In sum, Trump’s record on constitutional issues strongly suggests he would try to appoint judges who will make it easier for him to use libel laws (and possibly other mechanisms) to suppress opposition speech, and who would be deeply hostile to judicial protection for constitutional property rights. Such judges would probably also pose a threat to other civil liberties, and are unlikely to be originalists. Unless that prospect sounds appealing, his potential judicial appointments are a reason to oppose Trump, not support him.
UPDATE: Some might wonder whether the Senate would confirm terrible Trump nominees. But GOP senators may well vote to confirm his nominees out of party loyalty. Senators usually don’t like to buck a president of their own party. Some Democrats may do so because Trump nominees’ views will be closer to their own on key issues (campaign finance, property rights, the scope of federal power) than those of more conventional Republicans. But even if the Senate does reject some of his more awful nominees (as could well happen), he at the very least can’t be counted on to appoint any good ones. At best, his nominees will be slightly more palatable versions of what he really wants.
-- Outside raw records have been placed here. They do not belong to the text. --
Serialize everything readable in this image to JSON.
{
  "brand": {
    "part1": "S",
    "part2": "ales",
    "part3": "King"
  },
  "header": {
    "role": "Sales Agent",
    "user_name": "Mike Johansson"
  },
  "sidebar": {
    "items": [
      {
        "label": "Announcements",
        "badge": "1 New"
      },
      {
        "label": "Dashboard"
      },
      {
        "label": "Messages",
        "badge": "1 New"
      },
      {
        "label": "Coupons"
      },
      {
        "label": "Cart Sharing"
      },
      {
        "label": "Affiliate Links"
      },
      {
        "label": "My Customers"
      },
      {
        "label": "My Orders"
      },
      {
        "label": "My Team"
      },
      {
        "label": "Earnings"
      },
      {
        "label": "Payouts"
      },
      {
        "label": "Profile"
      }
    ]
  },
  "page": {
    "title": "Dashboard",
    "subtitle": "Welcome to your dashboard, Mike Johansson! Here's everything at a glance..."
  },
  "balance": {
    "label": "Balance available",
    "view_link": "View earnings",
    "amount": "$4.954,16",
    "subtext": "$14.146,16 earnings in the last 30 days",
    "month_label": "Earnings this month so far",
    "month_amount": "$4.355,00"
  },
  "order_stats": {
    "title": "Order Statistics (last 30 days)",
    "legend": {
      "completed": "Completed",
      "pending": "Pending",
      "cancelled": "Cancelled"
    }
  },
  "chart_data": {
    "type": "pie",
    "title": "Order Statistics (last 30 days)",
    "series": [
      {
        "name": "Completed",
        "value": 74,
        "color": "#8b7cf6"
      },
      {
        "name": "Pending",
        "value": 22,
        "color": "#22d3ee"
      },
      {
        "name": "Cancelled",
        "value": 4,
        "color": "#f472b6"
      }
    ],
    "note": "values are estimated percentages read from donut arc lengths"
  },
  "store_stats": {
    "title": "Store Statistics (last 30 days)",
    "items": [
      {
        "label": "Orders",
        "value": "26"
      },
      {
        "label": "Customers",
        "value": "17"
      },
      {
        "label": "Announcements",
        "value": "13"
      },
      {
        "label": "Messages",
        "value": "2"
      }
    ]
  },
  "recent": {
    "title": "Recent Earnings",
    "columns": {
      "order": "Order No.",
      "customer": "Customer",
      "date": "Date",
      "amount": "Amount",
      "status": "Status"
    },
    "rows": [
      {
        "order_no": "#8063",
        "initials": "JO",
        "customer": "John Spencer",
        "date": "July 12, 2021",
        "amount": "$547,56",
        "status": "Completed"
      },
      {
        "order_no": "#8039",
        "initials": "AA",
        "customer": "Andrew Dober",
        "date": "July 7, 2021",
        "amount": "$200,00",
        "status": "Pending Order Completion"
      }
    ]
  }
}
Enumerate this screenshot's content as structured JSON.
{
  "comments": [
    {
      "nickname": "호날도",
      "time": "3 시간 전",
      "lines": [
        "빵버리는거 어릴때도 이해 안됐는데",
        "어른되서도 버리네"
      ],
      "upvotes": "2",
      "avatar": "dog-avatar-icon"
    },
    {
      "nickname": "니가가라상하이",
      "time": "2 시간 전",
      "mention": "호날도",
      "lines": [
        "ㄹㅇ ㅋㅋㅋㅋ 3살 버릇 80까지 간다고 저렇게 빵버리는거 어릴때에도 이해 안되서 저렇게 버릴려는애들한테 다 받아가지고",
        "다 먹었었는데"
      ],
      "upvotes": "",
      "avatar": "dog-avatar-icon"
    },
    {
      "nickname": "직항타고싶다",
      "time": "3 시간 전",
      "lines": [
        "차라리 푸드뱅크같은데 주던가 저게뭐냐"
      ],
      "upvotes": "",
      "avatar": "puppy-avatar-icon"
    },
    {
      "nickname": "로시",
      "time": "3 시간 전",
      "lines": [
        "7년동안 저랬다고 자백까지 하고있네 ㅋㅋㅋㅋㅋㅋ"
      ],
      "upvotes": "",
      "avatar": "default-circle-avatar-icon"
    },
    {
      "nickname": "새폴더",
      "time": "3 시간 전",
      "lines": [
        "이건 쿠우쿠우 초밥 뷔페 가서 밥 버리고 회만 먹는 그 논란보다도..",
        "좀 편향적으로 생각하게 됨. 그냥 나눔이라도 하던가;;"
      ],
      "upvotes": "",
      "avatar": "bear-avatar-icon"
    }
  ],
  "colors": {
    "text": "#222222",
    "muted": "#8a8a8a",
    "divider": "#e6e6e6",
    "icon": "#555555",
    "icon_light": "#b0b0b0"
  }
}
UPDATE #2: Prominent originalist legal scholar John McGinnis offers some additional reasons why Trump is likely to be terrible on judicial appointments.